=== Exercise ===
Using the records below, filter for lines that contain the string "folder" and copy them out.

=== Given data ===
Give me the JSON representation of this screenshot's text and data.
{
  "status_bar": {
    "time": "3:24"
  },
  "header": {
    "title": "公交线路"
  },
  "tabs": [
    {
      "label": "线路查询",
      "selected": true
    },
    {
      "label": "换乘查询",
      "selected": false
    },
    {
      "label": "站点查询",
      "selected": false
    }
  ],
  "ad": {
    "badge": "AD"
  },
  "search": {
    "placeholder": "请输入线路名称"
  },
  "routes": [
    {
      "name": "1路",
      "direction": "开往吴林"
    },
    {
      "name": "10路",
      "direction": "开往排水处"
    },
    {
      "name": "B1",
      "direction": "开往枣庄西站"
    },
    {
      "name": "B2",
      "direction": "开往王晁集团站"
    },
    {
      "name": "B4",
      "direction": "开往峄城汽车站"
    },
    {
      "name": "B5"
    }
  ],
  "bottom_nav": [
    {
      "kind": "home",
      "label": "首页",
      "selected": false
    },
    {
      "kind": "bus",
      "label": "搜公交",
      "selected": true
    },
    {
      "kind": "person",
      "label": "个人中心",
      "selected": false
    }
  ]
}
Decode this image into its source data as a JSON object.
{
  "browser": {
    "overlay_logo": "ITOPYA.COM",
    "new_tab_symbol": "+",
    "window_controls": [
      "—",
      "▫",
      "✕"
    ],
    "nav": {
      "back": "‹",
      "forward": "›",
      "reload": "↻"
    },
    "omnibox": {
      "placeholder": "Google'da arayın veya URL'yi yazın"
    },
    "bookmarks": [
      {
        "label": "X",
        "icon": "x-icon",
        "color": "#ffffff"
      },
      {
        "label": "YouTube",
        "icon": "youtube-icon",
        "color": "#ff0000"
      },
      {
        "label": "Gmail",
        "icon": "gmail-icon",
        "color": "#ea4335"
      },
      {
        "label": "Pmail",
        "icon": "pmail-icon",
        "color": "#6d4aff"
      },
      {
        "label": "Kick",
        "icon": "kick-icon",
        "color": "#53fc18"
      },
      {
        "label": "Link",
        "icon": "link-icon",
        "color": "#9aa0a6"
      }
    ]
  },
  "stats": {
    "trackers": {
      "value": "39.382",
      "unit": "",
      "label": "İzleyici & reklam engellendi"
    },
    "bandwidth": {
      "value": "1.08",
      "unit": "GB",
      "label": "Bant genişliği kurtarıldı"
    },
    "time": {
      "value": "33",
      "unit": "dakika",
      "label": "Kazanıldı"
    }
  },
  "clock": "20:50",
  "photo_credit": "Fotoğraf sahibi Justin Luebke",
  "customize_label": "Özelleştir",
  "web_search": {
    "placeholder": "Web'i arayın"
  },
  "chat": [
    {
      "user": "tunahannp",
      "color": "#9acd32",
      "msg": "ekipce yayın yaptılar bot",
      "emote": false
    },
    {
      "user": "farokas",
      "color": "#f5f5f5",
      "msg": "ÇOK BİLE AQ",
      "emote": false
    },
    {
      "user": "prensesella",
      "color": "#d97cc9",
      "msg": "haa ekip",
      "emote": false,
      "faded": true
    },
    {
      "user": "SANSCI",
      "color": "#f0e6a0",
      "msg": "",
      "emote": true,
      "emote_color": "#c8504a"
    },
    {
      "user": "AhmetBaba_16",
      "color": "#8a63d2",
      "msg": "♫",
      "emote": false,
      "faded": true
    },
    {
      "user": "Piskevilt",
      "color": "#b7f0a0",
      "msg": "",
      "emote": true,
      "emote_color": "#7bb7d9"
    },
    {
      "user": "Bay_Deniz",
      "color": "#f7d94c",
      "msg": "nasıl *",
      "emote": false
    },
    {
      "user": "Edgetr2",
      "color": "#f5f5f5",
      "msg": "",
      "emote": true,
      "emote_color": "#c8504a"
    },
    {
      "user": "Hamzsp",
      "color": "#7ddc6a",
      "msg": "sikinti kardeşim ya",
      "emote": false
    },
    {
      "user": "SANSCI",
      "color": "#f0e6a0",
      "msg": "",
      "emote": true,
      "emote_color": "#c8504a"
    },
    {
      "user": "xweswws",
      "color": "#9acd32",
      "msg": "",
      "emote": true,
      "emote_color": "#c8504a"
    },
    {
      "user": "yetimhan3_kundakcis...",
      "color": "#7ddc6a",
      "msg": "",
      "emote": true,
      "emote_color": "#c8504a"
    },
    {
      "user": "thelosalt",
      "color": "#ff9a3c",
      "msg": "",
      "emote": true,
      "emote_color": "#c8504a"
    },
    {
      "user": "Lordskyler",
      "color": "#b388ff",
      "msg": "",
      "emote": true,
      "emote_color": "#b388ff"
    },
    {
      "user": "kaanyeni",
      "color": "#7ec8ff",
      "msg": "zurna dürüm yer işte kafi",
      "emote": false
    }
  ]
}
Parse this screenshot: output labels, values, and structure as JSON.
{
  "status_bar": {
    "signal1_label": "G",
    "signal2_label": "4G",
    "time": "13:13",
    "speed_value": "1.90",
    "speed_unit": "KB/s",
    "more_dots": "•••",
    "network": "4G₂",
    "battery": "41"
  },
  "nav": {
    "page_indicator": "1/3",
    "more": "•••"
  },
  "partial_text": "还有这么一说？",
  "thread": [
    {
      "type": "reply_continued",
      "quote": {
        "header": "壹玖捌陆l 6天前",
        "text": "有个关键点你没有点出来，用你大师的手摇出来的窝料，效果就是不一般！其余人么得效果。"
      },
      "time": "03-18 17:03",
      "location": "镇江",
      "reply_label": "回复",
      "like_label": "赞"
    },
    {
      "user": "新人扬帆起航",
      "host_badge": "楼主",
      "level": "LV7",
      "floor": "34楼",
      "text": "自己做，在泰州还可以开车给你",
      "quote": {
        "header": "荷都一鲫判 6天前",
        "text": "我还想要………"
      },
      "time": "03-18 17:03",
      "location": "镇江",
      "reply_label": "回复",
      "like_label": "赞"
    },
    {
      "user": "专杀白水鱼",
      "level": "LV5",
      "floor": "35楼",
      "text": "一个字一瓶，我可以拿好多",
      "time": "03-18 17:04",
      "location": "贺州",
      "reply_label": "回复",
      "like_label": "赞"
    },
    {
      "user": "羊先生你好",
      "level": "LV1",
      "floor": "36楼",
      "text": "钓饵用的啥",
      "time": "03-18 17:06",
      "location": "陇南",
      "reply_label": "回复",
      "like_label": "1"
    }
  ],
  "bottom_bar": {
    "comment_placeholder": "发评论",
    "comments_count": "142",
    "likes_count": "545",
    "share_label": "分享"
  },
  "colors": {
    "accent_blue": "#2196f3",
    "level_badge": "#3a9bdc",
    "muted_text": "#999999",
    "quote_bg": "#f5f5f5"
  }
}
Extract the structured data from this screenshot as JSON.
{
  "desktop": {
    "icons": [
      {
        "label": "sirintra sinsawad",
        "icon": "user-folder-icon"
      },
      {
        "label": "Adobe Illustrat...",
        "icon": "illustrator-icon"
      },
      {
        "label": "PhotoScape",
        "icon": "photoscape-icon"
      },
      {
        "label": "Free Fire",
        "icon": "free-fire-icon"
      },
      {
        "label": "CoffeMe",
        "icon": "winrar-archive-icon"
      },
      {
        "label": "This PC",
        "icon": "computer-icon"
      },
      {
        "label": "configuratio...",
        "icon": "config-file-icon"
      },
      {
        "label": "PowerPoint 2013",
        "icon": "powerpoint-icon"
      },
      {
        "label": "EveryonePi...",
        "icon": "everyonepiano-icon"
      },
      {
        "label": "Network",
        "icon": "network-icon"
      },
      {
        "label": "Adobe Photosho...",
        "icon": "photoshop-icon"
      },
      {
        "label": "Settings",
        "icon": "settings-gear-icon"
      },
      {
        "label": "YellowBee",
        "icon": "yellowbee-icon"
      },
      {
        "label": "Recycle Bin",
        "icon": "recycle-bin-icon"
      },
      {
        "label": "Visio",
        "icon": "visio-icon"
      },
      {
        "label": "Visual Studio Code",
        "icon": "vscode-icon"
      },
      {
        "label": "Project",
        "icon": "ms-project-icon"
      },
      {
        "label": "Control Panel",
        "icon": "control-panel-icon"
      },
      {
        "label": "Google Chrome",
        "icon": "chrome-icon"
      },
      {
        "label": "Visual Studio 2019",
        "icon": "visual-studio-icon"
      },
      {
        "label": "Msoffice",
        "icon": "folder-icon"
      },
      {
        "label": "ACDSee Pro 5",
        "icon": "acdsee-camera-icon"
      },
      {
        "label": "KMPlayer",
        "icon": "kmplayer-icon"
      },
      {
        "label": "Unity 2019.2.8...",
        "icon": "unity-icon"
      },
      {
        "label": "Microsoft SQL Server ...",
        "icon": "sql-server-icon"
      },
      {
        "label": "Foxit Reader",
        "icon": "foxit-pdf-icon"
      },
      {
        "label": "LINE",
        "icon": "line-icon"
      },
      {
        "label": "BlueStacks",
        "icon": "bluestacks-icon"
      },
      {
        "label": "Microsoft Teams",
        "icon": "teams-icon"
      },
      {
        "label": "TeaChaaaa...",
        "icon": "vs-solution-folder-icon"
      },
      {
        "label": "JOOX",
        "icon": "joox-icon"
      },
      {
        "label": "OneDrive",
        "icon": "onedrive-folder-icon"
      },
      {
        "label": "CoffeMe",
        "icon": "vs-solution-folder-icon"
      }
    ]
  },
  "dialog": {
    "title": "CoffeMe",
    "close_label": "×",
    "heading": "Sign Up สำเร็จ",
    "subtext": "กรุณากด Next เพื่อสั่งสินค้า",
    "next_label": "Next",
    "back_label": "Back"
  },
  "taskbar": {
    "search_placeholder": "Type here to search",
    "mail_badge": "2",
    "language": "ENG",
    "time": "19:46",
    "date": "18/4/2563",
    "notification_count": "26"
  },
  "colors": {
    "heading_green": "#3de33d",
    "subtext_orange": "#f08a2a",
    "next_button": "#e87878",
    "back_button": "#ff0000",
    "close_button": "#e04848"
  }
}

=== Solution ===
        "icon": "user-folder-icon"
        "icon": "folder-icon"
        "icon": "vs-solution-folder-icon"
        "icon": "onedrive-folder-icon"
        "icon": "vs-solution-folder-icon"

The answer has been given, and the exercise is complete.